» Work order
Nothing should change. Output the data exactly.

» Supplied material
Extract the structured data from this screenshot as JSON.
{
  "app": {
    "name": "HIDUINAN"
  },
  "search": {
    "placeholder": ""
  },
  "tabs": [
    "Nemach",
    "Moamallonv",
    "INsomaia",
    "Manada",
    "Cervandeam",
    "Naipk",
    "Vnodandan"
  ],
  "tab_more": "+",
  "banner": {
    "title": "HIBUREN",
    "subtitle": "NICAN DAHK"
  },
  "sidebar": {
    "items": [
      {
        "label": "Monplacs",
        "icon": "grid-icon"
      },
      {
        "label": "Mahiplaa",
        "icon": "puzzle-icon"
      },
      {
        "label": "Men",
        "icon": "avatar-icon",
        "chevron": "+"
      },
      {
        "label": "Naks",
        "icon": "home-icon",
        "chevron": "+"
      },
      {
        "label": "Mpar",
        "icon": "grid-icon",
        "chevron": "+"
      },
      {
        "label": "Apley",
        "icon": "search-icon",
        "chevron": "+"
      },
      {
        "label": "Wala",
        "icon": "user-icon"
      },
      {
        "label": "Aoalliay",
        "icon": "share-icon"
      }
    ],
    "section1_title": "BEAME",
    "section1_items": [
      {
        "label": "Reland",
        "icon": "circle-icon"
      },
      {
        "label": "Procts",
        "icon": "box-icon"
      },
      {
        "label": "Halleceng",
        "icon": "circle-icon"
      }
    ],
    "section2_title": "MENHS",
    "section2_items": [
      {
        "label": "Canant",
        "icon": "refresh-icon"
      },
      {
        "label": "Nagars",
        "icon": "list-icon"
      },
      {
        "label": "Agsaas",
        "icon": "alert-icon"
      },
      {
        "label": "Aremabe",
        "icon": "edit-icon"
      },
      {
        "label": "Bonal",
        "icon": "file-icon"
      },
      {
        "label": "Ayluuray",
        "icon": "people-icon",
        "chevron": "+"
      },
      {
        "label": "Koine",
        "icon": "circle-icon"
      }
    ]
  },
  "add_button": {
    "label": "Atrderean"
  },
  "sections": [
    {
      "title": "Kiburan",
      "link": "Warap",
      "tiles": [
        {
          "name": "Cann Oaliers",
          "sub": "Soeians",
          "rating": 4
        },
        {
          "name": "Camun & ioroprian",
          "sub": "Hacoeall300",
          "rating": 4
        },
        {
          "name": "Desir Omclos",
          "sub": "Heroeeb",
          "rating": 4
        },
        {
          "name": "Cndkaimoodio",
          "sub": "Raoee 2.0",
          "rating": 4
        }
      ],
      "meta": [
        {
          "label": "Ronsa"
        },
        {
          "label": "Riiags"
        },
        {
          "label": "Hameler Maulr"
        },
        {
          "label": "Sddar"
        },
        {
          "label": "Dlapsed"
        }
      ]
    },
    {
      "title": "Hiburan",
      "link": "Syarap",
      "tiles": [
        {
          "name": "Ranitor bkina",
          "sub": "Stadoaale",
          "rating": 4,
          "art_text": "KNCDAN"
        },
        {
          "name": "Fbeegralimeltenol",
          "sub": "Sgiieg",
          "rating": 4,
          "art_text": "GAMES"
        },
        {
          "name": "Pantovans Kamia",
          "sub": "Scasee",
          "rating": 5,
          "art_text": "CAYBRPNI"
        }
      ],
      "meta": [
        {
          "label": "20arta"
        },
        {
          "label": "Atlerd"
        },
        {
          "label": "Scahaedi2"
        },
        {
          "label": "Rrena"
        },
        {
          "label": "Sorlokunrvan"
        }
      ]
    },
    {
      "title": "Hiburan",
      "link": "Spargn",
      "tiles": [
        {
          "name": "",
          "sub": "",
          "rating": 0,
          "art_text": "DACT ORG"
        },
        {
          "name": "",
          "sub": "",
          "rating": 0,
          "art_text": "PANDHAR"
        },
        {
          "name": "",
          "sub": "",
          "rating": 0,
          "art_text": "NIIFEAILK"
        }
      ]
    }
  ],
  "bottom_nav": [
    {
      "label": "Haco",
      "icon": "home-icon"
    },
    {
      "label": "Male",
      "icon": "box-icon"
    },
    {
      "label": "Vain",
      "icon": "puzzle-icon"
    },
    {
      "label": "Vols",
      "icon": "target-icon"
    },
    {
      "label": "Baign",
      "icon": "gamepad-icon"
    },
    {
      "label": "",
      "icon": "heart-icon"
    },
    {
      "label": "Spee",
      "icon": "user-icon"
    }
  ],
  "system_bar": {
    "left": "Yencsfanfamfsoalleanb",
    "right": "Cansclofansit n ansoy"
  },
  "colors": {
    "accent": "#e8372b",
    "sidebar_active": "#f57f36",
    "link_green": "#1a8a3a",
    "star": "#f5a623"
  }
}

» Reply
Extract the structured data from this screenshot as JSON.
{
  "app": {
    "name": "HIDUINAN"
  },
  "search": {
    "placeholder": ""
  },
  "tabs": [
    "Nemach",
    "Moamallonv",
    "INsomaia",
    "Manada",
    "Cervandeam",
    "Naipk",
    "Vnodandan"
  ],
  "tab_more": "+",
  "banner": {
    "title": "HIBUREN",
    "subtitle": "NICAN DAHK"
  },
  "sidebar": {
    "items": [
      {
        "label": "Monplacs",
        "icon": "grid-icon"
      },
      {
        "label": "Mahiplaa",
        "icon": "puzzle-icon"
      },
      {
        "label": "Men",
        "icon": "avatar-icon",
        "chevron": "+"
      },
      {
        "label": "Naks",
        "icon": "home-icon",
        "chevron": "+"
      },
      {
        "label": "Mpar",
        "icon": "grid-icon",
        "chevron": "+"
      },
      {
        "label": "Apley",
        "icon": "search-icon",
        "chevron": "+"
      },
      {
        "label": "Wala",
        "icon": "user-icon"
      },
      {
        "label": "Aoalliay",
        "icon": "share-icon"
      }
    ],
    "section1_title": "BEAME",
    "section1_items": [
      {
        "label": "Reland",
        "icon": "circle-icon"
      },
      {
        "label": "Procts",
        "icon": "box-icon"
      },
      {
        "label": "Halleceng",
        "icon": "circle-icon"
      }
    ],
    "section2_title": "MENHS",
    "section2_items": [
      {
        "label": "Canant",
        "icon": "refresh-icon"
      },
      {
        "label": "Nagars",
        "icon": "list-icon"
      },
      {
        "label": "Agsaas",
        "icon": "alert-icon"
      },
      {
        "label": "Aremabe",
        "icon": "edit-icon"
      },
      {
        "label": "Bonal",
        "icon": "file-icon"
      },
      {
        "label": "Ayluuray",
        "icon": "people-icon",
        "chevron": "+"
      },
      {
        "label": "Koine",
        "icon": "circle-icon"
      }
    ]
  },
  "add_button": {
    "label": "Atrderean"
  },
  "sections": [
    {
      "title": "Kiburan",
      "link": "Warap",
      "tiles": [
        {
          "name": "Cann Oaliers",
          "sub": "Soeians",
          "rating": 4
        },
        {
          "name": "Camun & ioroprian",
          "sub": "Hacoeall300",
          "rating": 4
        },
        {
          "name": "Desir Omclos",
          "sub": "Heroeeb",
          "rating": 4
        },
        {
          "name": "Cndkaimoodio",
          "sub": "Raoee 2.0",
          "rating": 4
        }
      ],
      "meta": [
        {
          "label": "Ronsa"
        },
        {
          "label": "Riiags"
        },
        {
          "label": "Hameler Maulr"
        },
        {
          "label": "Sddar"
        },
        {
          "label": "Dlapsed"
        }
      ]
    },
    {
      "title": "Hiburan",
      "link": "Syarap",
      "tiles": [
        {
          "name": "Ranitor bkina",
          "sub": "Stadoaale",
          "rating": 4,
          "art_text": "KNCDAN"
        },
        {
          "name": "Fbeegralimeltenol",
          "sub": "Sgiieg",
          "rating": 4,
          "art_text": "GAMES"
        },
        {
          "name": "Pantovans Kamia",
          "sub": "Scasee",
          "rating": 5,
          "art_text": "CAYBRPNI"
        }
      ],
      "meta": [
        {
          "label": "20arta"
        },
        {
          "label": "Atlerd"
        },
        {
          "label": "Scahaedi2"
        },
        {
          "label": "Rrena"
        },
        {
          "label": "Sorlokunrvan"
        }
      ]
    },
    {
      "title": "Hiburan",
      "link": "Spargn",
      "tiles": [
        {
          "name": "",
          "sub": "",
          "rating": 0,
          "art_text": "DACT ORG"
        },
        {
          "name": "",
          "sub": "",
          "rating": 0,
          "art_text": "PANDHAR"
        },
        {
          "name": "",
          "sub": "",
          "rating": 0,
          "art_text": "NIIFEAILK"
        }
      ]
    }
  ],
  "bottom_nav": [
    {
      "label": "Haco",
      "icon": "home-icon"
    },
    {
      "label": "Male",
      "icon": "box-icon"
    },
    {
      "label": "Vain",
      "icon": "puzzle-icon"
    },
    {
      "label": "Vols",
      "icon": "target-icon"
    },
    {
      "label": "Baign",
      "icon": "gamepad-icon"
    },
    {
      "label": "",
      "icon": "heart-icon"
    },
    {
      "label": "Spee",
      "icon": "user-icon"
    }
  ],
  "system_bar": {
    "left": "Yencsfanfamfsoalleanb",
    "right": "Cansclofansit n ansoy"
  },
  "colors": {
    "accent": "#e8372b",
    "sidebar_active": "#f57f36",
    "link_green": "#1a8a3a",
    "star": "#f5a623"
  }
}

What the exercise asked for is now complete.